» **WHAT THE TASK ASKS**: The whole listing below is to be copied exactly.

» **DATASET RECORDS**:
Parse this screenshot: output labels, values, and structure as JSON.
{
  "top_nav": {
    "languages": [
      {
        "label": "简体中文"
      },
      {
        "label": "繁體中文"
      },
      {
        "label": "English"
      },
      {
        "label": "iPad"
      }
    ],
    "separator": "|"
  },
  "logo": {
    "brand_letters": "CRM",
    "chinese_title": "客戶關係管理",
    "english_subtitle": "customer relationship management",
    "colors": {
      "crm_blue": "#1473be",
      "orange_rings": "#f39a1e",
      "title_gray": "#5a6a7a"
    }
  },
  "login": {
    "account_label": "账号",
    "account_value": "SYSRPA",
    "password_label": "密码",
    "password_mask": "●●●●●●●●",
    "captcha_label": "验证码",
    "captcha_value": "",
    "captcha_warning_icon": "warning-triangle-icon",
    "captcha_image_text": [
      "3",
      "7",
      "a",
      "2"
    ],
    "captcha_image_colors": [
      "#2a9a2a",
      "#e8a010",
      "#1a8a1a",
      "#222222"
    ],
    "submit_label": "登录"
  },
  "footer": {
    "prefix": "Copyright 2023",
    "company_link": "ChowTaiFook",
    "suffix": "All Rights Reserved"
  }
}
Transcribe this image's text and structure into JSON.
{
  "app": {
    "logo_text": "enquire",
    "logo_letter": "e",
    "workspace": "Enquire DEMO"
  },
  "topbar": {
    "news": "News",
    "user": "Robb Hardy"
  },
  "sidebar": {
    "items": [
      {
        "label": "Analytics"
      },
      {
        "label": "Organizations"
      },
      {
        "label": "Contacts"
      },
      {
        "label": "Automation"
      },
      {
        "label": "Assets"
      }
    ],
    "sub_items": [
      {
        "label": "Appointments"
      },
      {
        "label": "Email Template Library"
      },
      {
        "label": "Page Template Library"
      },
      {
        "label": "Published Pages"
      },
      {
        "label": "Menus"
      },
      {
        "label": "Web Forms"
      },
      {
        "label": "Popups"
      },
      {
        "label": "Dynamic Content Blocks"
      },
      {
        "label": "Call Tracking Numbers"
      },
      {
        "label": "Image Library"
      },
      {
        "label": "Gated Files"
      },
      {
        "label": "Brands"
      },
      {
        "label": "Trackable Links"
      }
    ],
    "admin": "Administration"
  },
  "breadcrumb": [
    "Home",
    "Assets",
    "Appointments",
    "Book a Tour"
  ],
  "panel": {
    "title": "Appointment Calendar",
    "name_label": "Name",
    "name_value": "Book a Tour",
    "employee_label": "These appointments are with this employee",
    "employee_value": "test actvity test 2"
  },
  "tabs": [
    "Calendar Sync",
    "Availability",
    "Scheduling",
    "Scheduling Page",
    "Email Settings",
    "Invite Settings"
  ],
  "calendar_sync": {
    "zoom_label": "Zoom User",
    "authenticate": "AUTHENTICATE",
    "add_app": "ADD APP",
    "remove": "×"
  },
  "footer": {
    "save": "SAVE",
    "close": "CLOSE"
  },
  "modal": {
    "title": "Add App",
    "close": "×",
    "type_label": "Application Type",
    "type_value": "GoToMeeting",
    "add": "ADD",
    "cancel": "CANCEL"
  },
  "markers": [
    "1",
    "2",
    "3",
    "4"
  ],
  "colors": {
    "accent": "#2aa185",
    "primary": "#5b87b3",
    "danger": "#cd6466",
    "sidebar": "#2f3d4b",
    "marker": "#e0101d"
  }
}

» **ANSWER TO THIS EXERCISE**:
Parse this screenshot: output labels, values, and structure as JSON.
{
  "top_nav": {
    "languages": [
      {
        "label": "简体中文"
      },
      {
        "label": "繁體中文"
      },
      {
        "label": "English"
      },
      {
        "label": "iPad"
      }
    ],
    "separator": "|"
  },
  "logo": {
    "brand_letters": "CRM",
    "chinese_title": "客戶關係管理",
    "english_subtitle": "customer relationship management",
    "colors": {
      "crm_blue": "#1473be",
      "orange_rings": "#f39a1e",
      "title_gray": "#5a6a7a"
    }
  },
  "login": {
    "account_label": "账号",
    "account_value": "SYSRPA",
    "password_label": "密码",
    "password_mask": "●●●●●●●●",
    "captcha_label": "验证码",
    "captcha_value": "",
    "captcha_warning_icon": "warning-triangle-icon",
    "captcha_image_text": [
      "3",
      "7",
      "a",
      "2"
    ],
    "captcha_image_colors": [
      "#2a9a2a",
      "#e8a010",
      "#1a8a1a",
      "#222222"
    ],
    "submit_label": "登录"
  },
  "footer": {
    "prefix": "Copyright 2023",
    "company_link": "ChowTaiFook",
    "suffix": "All Rights Reserved"
  }
}
Transcribe this image's text and structure into JSON.
{
  "app": {
    "logo_text": "enquire",
    "logo_letter": "e",
    "workspace": "Enquire DEMO"
  },
  "topbar": {
    "news": "News",
    "user": "Robb Hardy"
  },
  "sidebar": {
    "items": [
      {
        "label": "Analytics"
      },
      {
        "label": "Organizations"
      },
      {
        "label": "Contacts"
      },
      {
        "label": "Automation"
      },
      {
        "label": "Assets"
      }
    ],
    "sub_items": [
      {
        "label": "Appointments"
      },
      {
        "label": "Email Template Library"
      },
      {
        "label": "Page Template Library"
      },
      {
        "label": "Published Pages"
      },
      {
        "label": "Menus"
      },
      {
        "label": "Web Forms"
      },
      {
        "label": "Popups"
      },
      {
        "label": "Dynamic Content Blocks"
      },
      {
        "label": "Call Tracking Numbers"
      },
      {
        "label": "Image Library"
      },
      {
        "label": "Gated Files"
      },
      {
        "label": "Brands"
      },
      {
        "label": "Trackable Links"
      }
    ],
    "admin": "Administration"
  },
  "breadcrumb": [
    "Home",
    "Assets",
    "Appointments",
    "Book a Tour"
  ],
  "panel": {
    "title": "Appointment Calendar",
    "name_label": "Name",
    "name_value": "Book a Tour",
    "employee_label": "These appointments are with this employee",
    "employee_value": "test actvity test 2"
  },
  "tabs": [
    "Calendar Sync",
    "Availability",
    "Scheduling",
    "Scheduling Page",
    "Email Settings",
    "Invite Settings"
  ],
  "calendar_sync": {
    "zoom_label": "Zoom User",
    "authenticate": "AUTHENTICATE",
    "add_app": "ADD APP",
    "remove": "×"
  },
  "footer": {
    "save": "SAVE",
    "close": "CLOSE"
  },
  "modal": {
    "title": "Add App",
    "close": "×",
    "type_label": "Application Type",
    "type_value": "GoToMeeting",
    "add": "ADD",
    "cancel": "CANCEL"
  },
  "markers": [
    "1",
    "2",
    "3",
    "4"
  ],
  "colors": {
    "accent": "#2aa185",
    "primary": "#5b87b3",
    "danger": "#cd6466",
    "sidebar": "#2f3d4b",
    "marker": "#e0101d"
  }
}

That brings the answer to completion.